Upon examination of two 3 ounce Statuesque cocktails from my own collection, I found 2 different colors, neither of which match Bluebell. Thus one of these must be Tahoe Blue, but I have not been able to determine which it is. Under black light one cocktail shows a bright blue-green, medium strength reaction. The other cocktail shows a strong, yellow-green reaction fairly close to, but just a bit stronger than the Bluebell blown formula.

Until this, we had no indication of production in this color range during another period. Until more information is uncovered, I can't even begin to isolate the characteristics of Tahoe Blue.

In summary, the key characteristics of each formula is as follows:

  • 1) Cobalt Blue I (1924-1926) - medium true blue with tendency to appear darker in thick sections. Under black light, extremely strong, yellow-green fluorescence.
  • 2) Cobalt Blue II (late 20's) - darker than Cobalt Blue I, slight purplish cast. Under black light shows weak green reaction.
  • 3) Royal Blue (1931-1935) - dark and dense almost opaque, no reaction to black light.
  • 4) Bluebell (1926-1927) - blue-green color similar to Windex. Under black light:
    a) Pressed formula - medium, green reaction
    b) Blown formula - strong, yellow-green reaction.
  • 5) Unknown blown formula - very similar to Bluebell. Under black light the reaction is the same yellow-green as the blown Bluebell, just a little stronger reaction.
  • 6) Unknown blown formula - similar to Bluebell but a little darker and bluer. Under black light a medium blue-green reaction.
  • 7) Tahoe Blue - characteristics unknown, should be either 5 or 6 above.

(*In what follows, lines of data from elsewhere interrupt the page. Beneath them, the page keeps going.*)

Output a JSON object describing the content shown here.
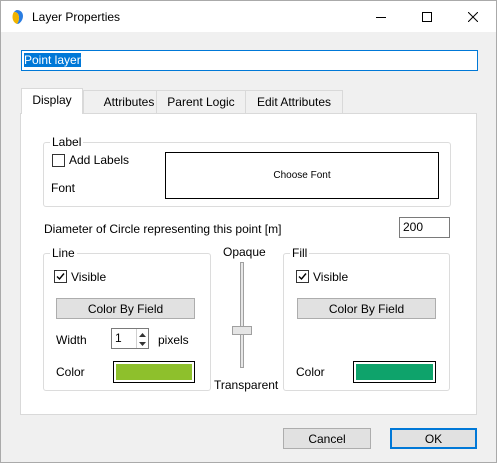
{
  "window": {
    "title": "Layer Properties",
    "icons": {
      "app": "app-logo-icon",
      "minimize": "minimize-icon",
      "maximize": "maximize-icon",
      "close": "close-icon"
    }
  },
  "layer_name": "Point layer",
  "tabs": [
    {
      "label": "Display",
      "active": true
    },
    {
      "label": "Attributes",
      "active": false
    },
    {
      "label": "Parent Logic",
      "active": false
    },
    {
      "label": "Edit Attributes",
      "active": false
    }
  ],
  "label_group": {
    "title": "Label",
    "add_labels": "Add Labels",
    "add_labels_checked": false,
    "font_label": "Font",
    "choose_font": "Choose Font"
  },
  "diameter": {
    "label": "Diameter of Circle representing this point [m]",
    "value": "200"
  },
  "line_group": {
    "title": "Line",
    "visible_label": "Visible",
    "visible_checked": true,
    "color_by_field": "Color By Field",
    "width_label": "Width",
    "width_value": "1",
    "pixels_label": "pixels",
    "color_label": "Color",
    "color": "#8ec02c"
  },
  "opacity": {
    "top_label": "Opaque",
    "bottom_label": "Transparent"
  },
  "fill_group": {
    "title": "Fill",
    "visible_label": "Visible",
    "visible_checked": true,
    "color_by_field": "Color By Field",
    "color_label": "Color",
    "color": "#0ea36b"
  },
  "footer": {
    "cancel": "Cancel",
    "ok": "OK"
  }
}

Editor's Note: Dave would very much appreciate receiving correspondence from members having comments of any kind concerning the content of this series of articles. Please send letters c/o NCC and they will be forwarded to him.